A new wave of emigration of Nigeria’s middle class is depleting the oil-rich West African nation of skills needed to build up its online casino and other high tech industries. The emigration is putting local recruitment under pressure as middle class Nigerians vote with their feet in protest against poor health facilities, declining educational opportunities and fears that the government cannot protect them against Islamic insurgents.
The exodus comes at a time when Nigeria has become the nation with the largest percentage of citizens who live under the poverty line. Per capital income in Nigeria has dipped by 37% since its 2014 peak. Analysts for the International Monetary Fund say that it is expected to continue to decline over the next four years, despite high oil production.
The exodus is hitting the finance, consumer, IT and health industries particularly hard. Charles Robertson, chief economist at Renaissance Capital explained what’s happening. “Those who emigrate can time-travel” he said. “They jump forward decades of economic development to work in countries which are usually more stable, wealthier, with better education for their children and better health care.”
President Muhammadu Buhari was elected for a second term and was sworn in last week. He recognizes the concern and has promised to tackle insecurity and boost economic growth. Nigeria is Africa’s biggest oil-producing country.
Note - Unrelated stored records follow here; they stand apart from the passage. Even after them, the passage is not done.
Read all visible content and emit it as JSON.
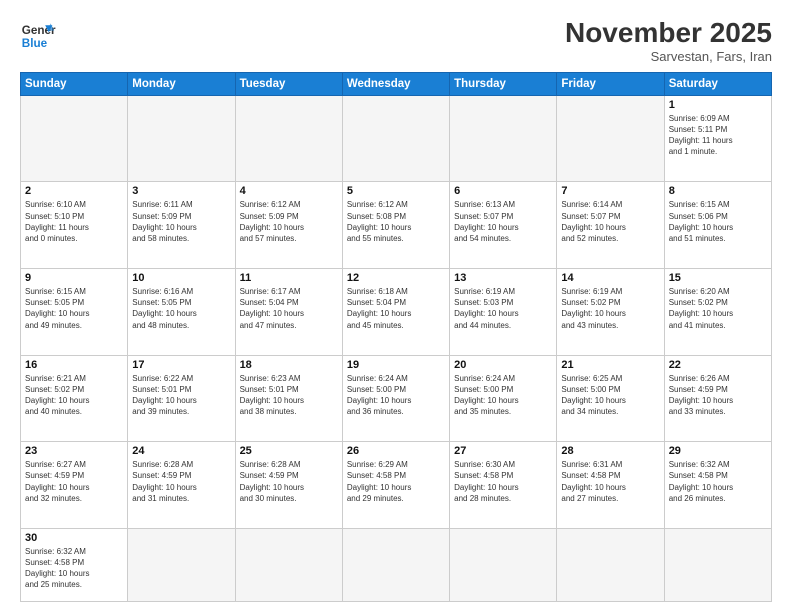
{
  "header": {
    "logo_general": "General",
    "logo_blue": "Blue",
    "month_title": "November 2025",
    "subtitle": "Sarvestan, Fars, Iran"
  },
  "days_of_week": [
    "Sunday",
    "Monday",
    "Tuesday",
    "Wednesday",
    "Thursday",
    "Friday",
    "Saturday"
  ],
  "weeks": [
    [
      {
        "day": "",
        "info": "",
        "empty": true
      },
      {
        "day": "",
        "info": "",
        "empty": true
      },
      {
        "day": "",
        "info": "",
        "empty": true
      },
      {
        "day": "",
        "info": "",
        "empty": true
      },
      {
        "day": "",
        "info": "",
        "empty": true
      },
      {
        "day": "",
        "info": "",
        "empty": true
      },
      {
        "day": "1",
        "info": "Sunrise: 6:09 AM\nSunset: 5:11 PM\nDaylight: 11 hours\nand 1 minute."
      }
    ],
    [
      {
        "day": "2",
        "info": "Sunrise: 6:10 AM\nSunset: 5:10 PM\nDaylight: 11 hours\nand 0 minutes."
      },
      {
        "day": "3",
        "info": "Sunrise: 6:11 AM\nSunset: 5:09 PM\nDaylight: 10 hours\nand 58 minutes."
      },
      {
        "day": "4",
        "info": "Sunrise: 6:12 AM\nSunset: 5:09 PM\nDaylight: 10 hours\nand 57 minutes."
      },
      {
        "day": "5",
        "info": "Sunrise: 6:12 AM\nSunset: 5:08 PM\nDaylight: 10 hours\nand 55 minutes."
      },
      {
        "day": "6",
        "info": "Sunrise: 6:13 AM\nSunset: 5:07 PM\nDaylight: 10 hours\nand 54 minutes."
      },
      {
        "day": "7",
        "info": "Sunrise: 6:14 AM\nSunset: 5:07 PM\nDaylight: 10 hours\nand 52 minutes."
      },
      {
        "day": "8",
        "info": "Sunrise: 6:15 AM\nSunset: 5:06 PM\nDaylight: 10 hours\nand 51 minutes."
      }
    ],
    [
      {
        "day": "9",
        "info": "Sunrise: 6:15 AM\nSunset: 5:05 PM\nDaylight: 10 hours\nand 49 minutes."
      },
      {
        "day": "10",
        "info": "Sunrise: 6:16 AM\nSunset: 5:05 PM\nDaylight: 10 hours\nand 48 minutes."
      },
      {
        "day": "11",
        "info": "Sunrise: 6:17 AM\nSunset: 5:04 PM\nDaylight: 10 hours\nand 47 minutes."
      },
      {
        "day": "12",
        "info": "Sunrise: 6:18 AM\nSunset: 5:04 PM\nDaylight: 10 hours\nand 45 minutes."
      },
      {
        "day": "13",
        "info": "Sunrise: 6:19 AM\nSunset: 5:03 PM\nDaylight: 10 hours\nand 44 minutes."
      },
      {
        "day": "14",
        "info": "Sunrise: 6:19 AM\nSunset: 5:02 PM\nDaylight: 10 hours\nand 43 minutes."
      },
      {
        "day": "15",
        "info": "Sunrise: 6:20 AM\nSunset: 5:02 PM\nDaylight: 10 hours\nand 41 minutes."
      }
    ],
    [
      {
        "day": "16",
        "info": "Sunrise: 6:21 AM\nSunset: 5:02 PM\nDaylight: 10 hours\nand 40 minutes."
      },
      {
        "day": "17",
        "info": "Sunrise: 6:22 AM\nSunset: 5:01 PM\nDaylight: 10 hours\nand 39 minutes."
      },
      {
        "day": "18",
        "info": "Sunrise: 6:23 AM\nSunset: 5:01 PM\nDaylight: 10 hours\nand 38 minutes."
      },
      {
        "day": "19",
        "info": "Sunrise: 6:24 AM\nSunset: 5:00 PM\nDaylight: 10 hours\nand 36 minutes."
      },
      {
        "day": "20",
        "info": "Sunrise: 6:24 AM\nSunset: 5:00 PM\nDaylight: 10 hours\nand 35 minutes."
      },
      {
        "day": "21",
        "info": "Sunrise: 6:25 AM\nSunset: 5:00 PM\nDaylight: 10 hours\nand 34 minutes."
      },
      {
        "day": "22",
        "info": "Sunrise: 6:26 AM\nSunset: 4:59 PM\nDaylight: 10 hours\nand 33 minutes."
      }
    ],
    [
      {
        "day": "23",
        "info": "Sunrise: 6:27 AM\nSunset: 4:59 PM\nDaylight: 10 hours\nand 32 minutes."
      },
      {
        "day": "24",
        "info": "Sunrise: 6:28 AM\nSunset: 4:59 PM\nDaylight: 10 hours\nand 31 minutes."
      },
      {
        "day": "25",
        "info": "Sunrise: 6:28 AM\nSunset: 4:59 PM\nDaylight: 10 hours\nand 30 minutes."
      },
      {
        "day": "26",
        "info": "Sunrise: 6:29 AM\nSunset: 4:58 PM\nDaylight: 10 hours\nand 29 minutes."
      },
      {
        "day": "27",
        "info": "Sunrise: 6:30 AM\nSunset: 4:58 PM\nDaylight: 10 hours\nand 28 minutes."
      },
      {
        "day": "28",
        "info": "Sunrise: 6:31 AM\nSunset: 4:58 PM\nDaylight: 10 hours\nand 27 minutes."
      },
      {
        "day": "29",
        "info": "Sunrise: 6:32 AM\nSunset: 4:58 PM\nDaylight: 10 hours\nand 26 minutes."
      }
    ],
    [
      {
        "day": "30",
        "info": "Sunrise: 6:32 AM\nSunset: 4:58 PM\nDaylight: 10 hours\nand 25 minutes."
      },
      {
        "day": "",
        "info": "",
        "empty": true
      },
      {
        "day": "",
        "info": "",
        "empty": true
      },
      {
        "day": "",
        "info": "",
        "empty": true
      },
      {
        "day": "",
        "info": "",
        "empty": true
      },
      {
        "day": "",
        "info": "",
        "empty": true
      },
      {
        "day": "",
        "info": "",
        "empty": true
      }
    ]
  ]
}
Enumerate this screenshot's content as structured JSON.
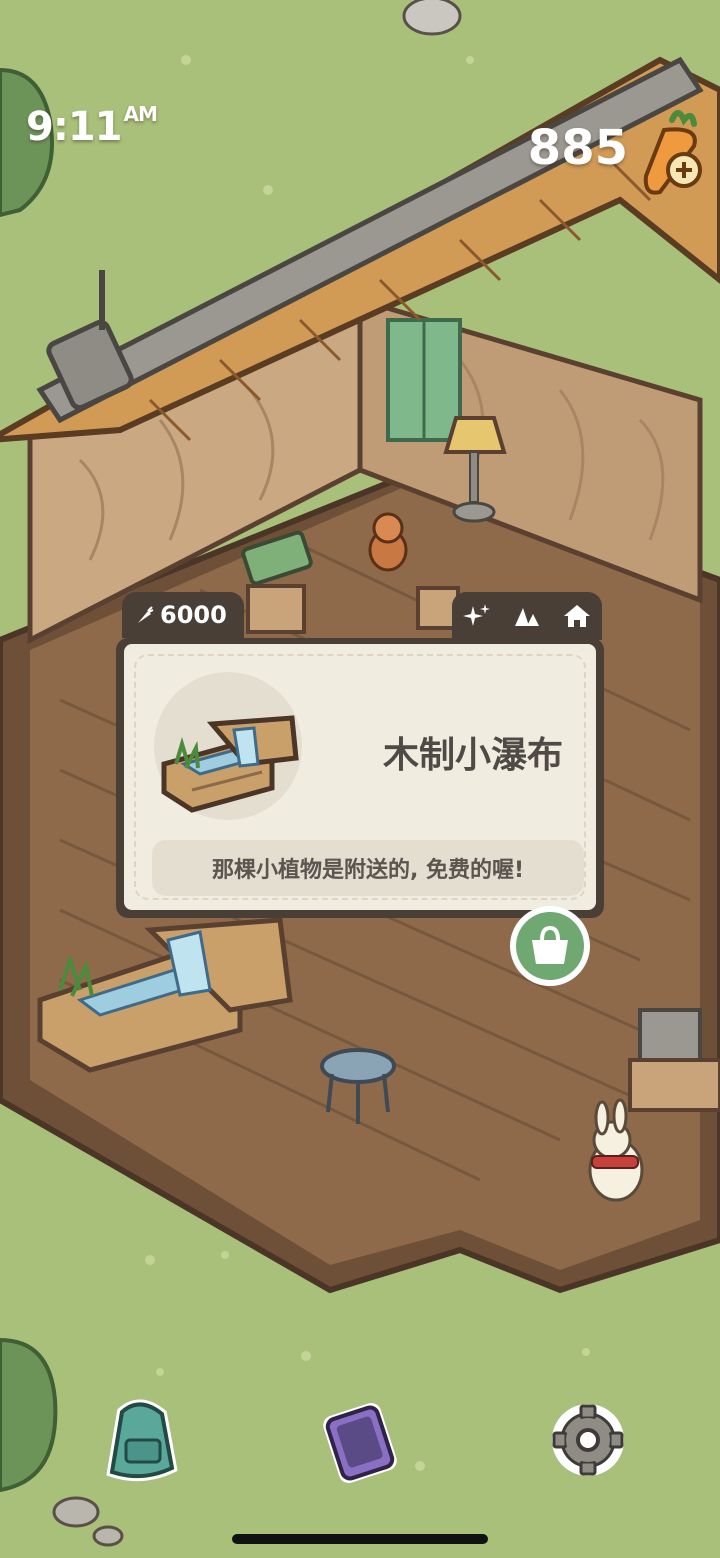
{
  "hud": {
    "time": "9:11",
    "time_suffix": "AM",
    "carrot_count": "885"
  },
  "item_card": {
    "price": "6000",
    "title": "木制小瀑布",
    "description": "那棵小植物是附送的, 免费的喔!",
    "tabs": [
      "sparkle-icon",
      "mountain-icon",
      "house-icon"
    ]
  },
  "bottom_bar": [
    "backpack-icon",
    "phone-icon",
    "gear-icon"
  ],
  "colors": {
    "grass": "#a9c07a",
    "card_frame": "#4a3f36",
    "card_bg": "#f1ece0",
    "bag_button": "#6fa870"
  }
}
Immigration to North America and Other Destinations
Many Nigerian emigrants are heading to Canada where liberal immigration policies are a strong pull for Nigeria’s top talent. Nigerians that move to Canada do so largely because they are facing rising living costs and stagnant incomes in their home country. The unemployment rate hit its highest level since 2010 this year and inflation has been at double digits since 2015,.
Data from Immigration, Refugees and Citizenship Canada show that applications for permanent residency in Canada from Nigerian have risen threefold since 2015. Applications for temporary residency have almost doubled over the same period. In 2017 Canada approved applications for permanent residency in Canada for over 4,200 Nigerians. That’s almost double the number from the year prior.
At the same time, according to the U.S. Department of Homeland Security, Nigerians staying in the U.S. with visitor visas more than quadrupled last year over 2015. Simultaneously, the overstay rate of Nigerian students studying in the U.S., which was 4% in 2015, soared to 22% last year.
Nigeria ranks among the top 10 countries with citizens overstaying in the U.S. Most of these are non-immigrants with business or pleasure visas,
One of the industries most effected by the exit of professionals from Nigeria is the Nigerian health care industry. A 2017 survey by polling company NOI Polls shows that approximately 9 out of 10 medical doctors, currently practicing in Nigeria, are exploring work opportunities abroad.
According to data on the U.K. General Medical Council website, there are currently 6,312 medical doctors of Nigerian origin in Great Britain. That’s a 44% increase over 2015. That’s one of the main reasons that health care is in distress in Nigeria. At present, there’s one doctor for every 5,000 people, according to the Nigeria Medical Association.
Andrew S. Nevin, advisory partner and chief economist at PwC Nigeria, said that “all professional firms and major corporations in Nigeria are affected by the brain drain. The Nigerian government needs to create an economic and social environment sufficiently attractive to keep our educated young people.”